[Source records]

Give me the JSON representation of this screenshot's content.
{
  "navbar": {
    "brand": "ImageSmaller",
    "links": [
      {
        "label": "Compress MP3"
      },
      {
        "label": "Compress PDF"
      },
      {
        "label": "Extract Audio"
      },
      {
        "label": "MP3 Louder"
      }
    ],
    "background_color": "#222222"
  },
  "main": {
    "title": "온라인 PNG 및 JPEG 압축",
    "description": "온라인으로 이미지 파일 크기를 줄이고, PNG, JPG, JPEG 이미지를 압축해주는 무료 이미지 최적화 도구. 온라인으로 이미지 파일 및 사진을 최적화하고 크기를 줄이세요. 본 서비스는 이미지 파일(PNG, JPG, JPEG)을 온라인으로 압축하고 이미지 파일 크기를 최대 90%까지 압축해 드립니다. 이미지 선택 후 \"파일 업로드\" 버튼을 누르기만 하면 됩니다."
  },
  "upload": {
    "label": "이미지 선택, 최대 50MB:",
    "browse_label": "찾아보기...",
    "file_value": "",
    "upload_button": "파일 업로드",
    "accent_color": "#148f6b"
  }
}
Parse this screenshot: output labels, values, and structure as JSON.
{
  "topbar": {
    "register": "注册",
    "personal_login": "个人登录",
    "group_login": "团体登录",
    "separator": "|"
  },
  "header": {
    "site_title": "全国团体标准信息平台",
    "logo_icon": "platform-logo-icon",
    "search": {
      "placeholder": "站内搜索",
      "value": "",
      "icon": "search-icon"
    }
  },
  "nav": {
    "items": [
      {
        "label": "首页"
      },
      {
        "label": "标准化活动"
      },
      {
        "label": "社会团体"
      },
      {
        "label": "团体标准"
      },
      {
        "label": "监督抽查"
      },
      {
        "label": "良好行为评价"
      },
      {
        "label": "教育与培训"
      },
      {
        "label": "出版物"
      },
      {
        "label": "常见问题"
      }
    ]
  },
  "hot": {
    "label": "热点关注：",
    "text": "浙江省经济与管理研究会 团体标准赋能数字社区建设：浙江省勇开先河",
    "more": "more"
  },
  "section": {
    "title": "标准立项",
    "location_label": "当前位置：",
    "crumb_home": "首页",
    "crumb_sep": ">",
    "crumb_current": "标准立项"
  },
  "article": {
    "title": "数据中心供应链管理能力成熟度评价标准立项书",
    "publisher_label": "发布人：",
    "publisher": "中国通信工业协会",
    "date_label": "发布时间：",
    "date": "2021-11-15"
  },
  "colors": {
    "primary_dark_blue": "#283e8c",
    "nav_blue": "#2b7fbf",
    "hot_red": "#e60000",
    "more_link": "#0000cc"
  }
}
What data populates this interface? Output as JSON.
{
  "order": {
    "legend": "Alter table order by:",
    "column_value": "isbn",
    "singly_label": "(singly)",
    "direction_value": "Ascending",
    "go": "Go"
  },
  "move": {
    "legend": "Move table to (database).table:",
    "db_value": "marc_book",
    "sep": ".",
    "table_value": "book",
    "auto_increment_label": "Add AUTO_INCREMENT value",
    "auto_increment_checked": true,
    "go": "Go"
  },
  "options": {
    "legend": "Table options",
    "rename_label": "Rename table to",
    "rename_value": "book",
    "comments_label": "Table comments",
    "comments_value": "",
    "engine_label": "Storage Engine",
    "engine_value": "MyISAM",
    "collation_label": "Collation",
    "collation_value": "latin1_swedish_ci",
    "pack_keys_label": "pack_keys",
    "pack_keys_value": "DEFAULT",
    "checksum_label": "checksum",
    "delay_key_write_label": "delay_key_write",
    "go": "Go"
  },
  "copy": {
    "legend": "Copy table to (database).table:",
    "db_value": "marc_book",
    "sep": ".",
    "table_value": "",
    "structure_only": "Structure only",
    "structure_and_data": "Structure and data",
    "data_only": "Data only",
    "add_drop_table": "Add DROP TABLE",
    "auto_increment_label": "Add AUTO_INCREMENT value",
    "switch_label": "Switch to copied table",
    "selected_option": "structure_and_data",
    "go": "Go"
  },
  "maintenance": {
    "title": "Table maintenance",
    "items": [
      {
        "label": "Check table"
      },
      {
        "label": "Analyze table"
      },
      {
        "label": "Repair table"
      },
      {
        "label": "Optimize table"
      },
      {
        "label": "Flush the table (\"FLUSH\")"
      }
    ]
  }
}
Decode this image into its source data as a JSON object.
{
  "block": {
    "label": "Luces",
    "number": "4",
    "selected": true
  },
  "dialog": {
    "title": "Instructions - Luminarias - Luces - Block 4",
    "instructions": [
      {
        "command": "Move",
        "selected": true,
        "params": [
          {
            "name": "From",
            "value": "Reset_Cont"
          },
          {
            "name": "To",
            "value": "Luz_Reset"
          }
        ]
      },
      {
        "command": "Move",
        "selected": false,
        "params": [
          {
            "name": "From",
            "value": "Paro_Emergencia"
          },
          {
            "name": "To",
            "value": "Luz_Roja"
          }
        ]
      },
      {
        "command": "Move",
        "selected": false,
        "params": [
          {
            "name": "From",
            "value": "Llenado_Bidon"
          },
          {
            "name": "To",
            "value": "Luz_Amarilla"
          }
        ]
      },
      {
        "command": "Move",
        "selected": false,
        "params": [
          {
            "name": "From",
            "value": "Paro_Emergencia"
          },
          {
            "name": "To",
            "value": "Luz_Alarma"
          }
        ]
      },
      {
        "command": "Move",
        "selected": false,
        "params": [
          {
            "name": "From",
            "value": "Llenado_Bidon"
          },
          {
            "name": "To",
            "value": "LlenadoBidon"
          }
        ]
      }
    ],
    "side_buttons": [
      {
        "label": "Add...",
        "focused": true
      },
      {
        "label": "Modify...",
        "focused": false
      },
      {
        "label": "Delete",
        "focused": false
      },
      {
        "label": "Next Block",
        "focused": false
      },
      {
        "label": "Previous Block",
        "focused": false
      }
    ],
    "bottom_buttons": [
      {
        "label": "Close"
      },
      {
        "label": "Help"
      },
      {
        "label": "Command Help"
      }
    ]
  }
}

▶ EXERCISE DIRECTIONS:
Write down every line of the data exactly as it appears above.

▶ SOLUTION TO THIS TASK:
Give me the JSON representation of this screenshot's content.
{
  "navbar": {
    "brand": "ImageSmaller",
    "links": [
      {
        "label": "Compress MP3"
      },
      {
        "label": "Compress PDF"
      },
      {
        "label": "Extract Audio"
      },
      {
        "label": "MP3 Louder"
      }
    ],
    "background_color": "#222222"
  },
  "main": {
    "title": "온라인 PNG 및 JPEG 압축",
    "description": "온라인으로 이미지 파일 크기를 줄이고, PNG, JPG, JPEG 이미지를 압축해주는 무료 이미지 최적화 도구. 온라인으로 이미지 파일 및 사진을 최적화하고 크기를 줄이세요. 본 서비스는 이미지 파일(PNG, JPG, JPEG)을 온라인으로 압축하고 이미지 파일 크기를 최대 90%까지 압축해 드립니다. 이미지 선택 후 \"파일 업로드\" 버튼을 누르기만 하면 됩니다."
  },
  "upload": {
    "label": "이미지 선택, 최대 50MB:",
    "browse_label": "찾아보기...",
    "file_value": "",
    "upload_button": "파일 업로드",
    "accent_color": "#148f6b"
  }
}
Parse this screenshot: output labels, values, and structure as JSON.
{
  "topbar": {
    "register": "注册",
    "personal_login": "个人登录",
    "group_login": "团体登录",
    "separator": "|"
  },
  "header": {
    "site_title": "全国团体标准信息平台",
    "logo_icon": "platform-logo-icon",
    "search": {
      "placeholder": "站内搜索",
      "value": "",
      "icon": "search-icon"
    }
  },
  "nav": {
    "items": [
      {
        "label": "首页"
      },
      {
        "label": "标准化活动"
      },
      {
        "label": "社会团体"
      },
      {
        "label": "团体标准"
      },
      {
        "label": "监督抽查"
      },
      {
        "label": "良好行为评价"
      },
      {
        "label": "教育与培训"
      },
      {
        "label": "出版物"
      },
      {
        "label": "常见问题"
      }
    ]
  },
  "hot": {
    "label": "热点关注：",
    "text": "浙江省经济与管理研究会 团体标准赋能数字社区建设：浙江省勇开先河",
    "more": "more"
  },
  "section": {
    "title": "标准立项",
    "location_label": "当前位置：",
    "crumb_home": "首页",
    "crumb_sep": ">",
    "crumb_current": "标准立项"
  },
  "article": {
    "title": "数据中心供应链管理能力成熟度评价标准立项书",
    "publisher_label": "发布人：",
    "publisher": "中国通信工业协会",
    "date_label": "发布时间：",
    "date": "2021-11-15"
  },
  "colors": {
    "primary_dark_blue": "#283e8c",
    "nav_blue": "#2b7fbf",
    "hot_red": "#e60000",
    "more_link": "#0000cc"
  }
}
What data populates this interface? Output as JSON.
{
  "order": {
    "legend": "Alter table order by:",
    "column_value": "isbn",
    "singly_label": "(singly)",
    "direction_value": "Ascending",
    "go": "Go"
  },
  "move": {
    "legend": "Move table to (database).table:",
    "db_value": "marc_book",
    "sep": ".",
    "table_value": "book",
    "auto_increment_label": "Add AUTO_INCREMENT value",
    "auto_increment_checked": true,
    "go": "Go"
  },
  "options": {
    "legend": "Table options",
    "rename_label": "Rename table to",
    "rename_value": "book",
    "comments_label": "Table comments",
    "comments_value": "",
    "engine_label": "Storage Engine",
    "engine_value": "MyISAM",
    "collation_label": "Collation",
    "collation_value": "latin1_swedish_ci",
    "pack_keys_label": "pack_keys",
    "pack_keys_value": "DEFAULT",
    "checksum_label": "checksum",
    "delay_key_write_label": "delay_key_write",
    "go": "Go"
  },
  "copy": {
    "legend": "Copy table to (database).table:",
    "db_value": "marc_book",
    "sep": ".",
    "table_value": "",
    "structure_only": "Structure only",
    "structure_and_data": "Structure and data",
    "data_only": "Data only",
    "add_drop_table": "Add DROP TABLE",
    "auto_increment_label": "Add AUTO_INCREMENT value",
    "switch_label": "Switch to copied table",
    "selected_option": "structure_and_data",
    "go": "Go"
  },
  "maintenance": {
    "title": "Table maintenance",
    "items": [
      {
        "label": "Check table"
      },
      {
        "label": "Analyze table"
      },
      {
        "label": "Repair table"
      },
      {
        "label": "Optimize table"
      },
      {
        "label": "Flush the table (\"FLUSH\")"
      }
    ]
  }
}
Decode this image into its source data as a JSON object.
{
  "block": {
    "label": "Luces",
    "number": "4",
    "selected": true
  },
  "dialog": {
    "title": "Instructions - Luminarias - Luces - Block 4",
    "instructions": [
      {
        "command": "Move",
        "selected": true,
        "params": [
          {
            "name": "From",
            "value": "Reset_Cont"
          },
          {
            "name": "To",
            "value": "Luz_Reset"
          }
        ]
      },
      {
        "command": "Move",
        "selected": false,
        "params": [
          {
            "name": "From",
            "value": "Paro_Emergencia"
          },
          {
            "name": "To",
            "value": "Luz_Roja"
          }
        ]
      },
      {
        "command": "Move",
        "selected": false,
        "params": [
          {
            "name": "From",
            "value": "Llenado_Bidon"
          },
          {
            "name": "To",
            "value": "Luz_Amarilla"
          }
        ]
      },
      {
        "command": "Move",
        "selected": false,
        "params": [
          {
            "name": "From",
            "value": "Paro_Emergencia"
          },
          {
            "name": "To",
            "value": "Luz_Alarma"
          }
        ]
      },
      {
        "command": "Move",
        "selected": false,
        "params": [
          {
            "name": "From",
            "value": "Llenado_Bidon"
          },
          {
            "name": "To",
            "value": "LlenadoBidon"
          }
        ]
      }
    ],
    "side_buttons": [
      {
        "label": "Add...",
        "focused": true
      },
      {
        "label": "Modify...",
        "focused": false
      },
      {
        "label": "Delete",
        "focused": false
      },
      {
        "label": "Next Block",
        "focused": false
      },
      {
        "label": "Previous Block",
        "focused": false
      }
    ],
    "bottom_buttons": [
      {
        "label": "Close"
      },
      {
        "label": "Help"
      },
      {
        "label": "Command Help"
      }
    ]
  }
}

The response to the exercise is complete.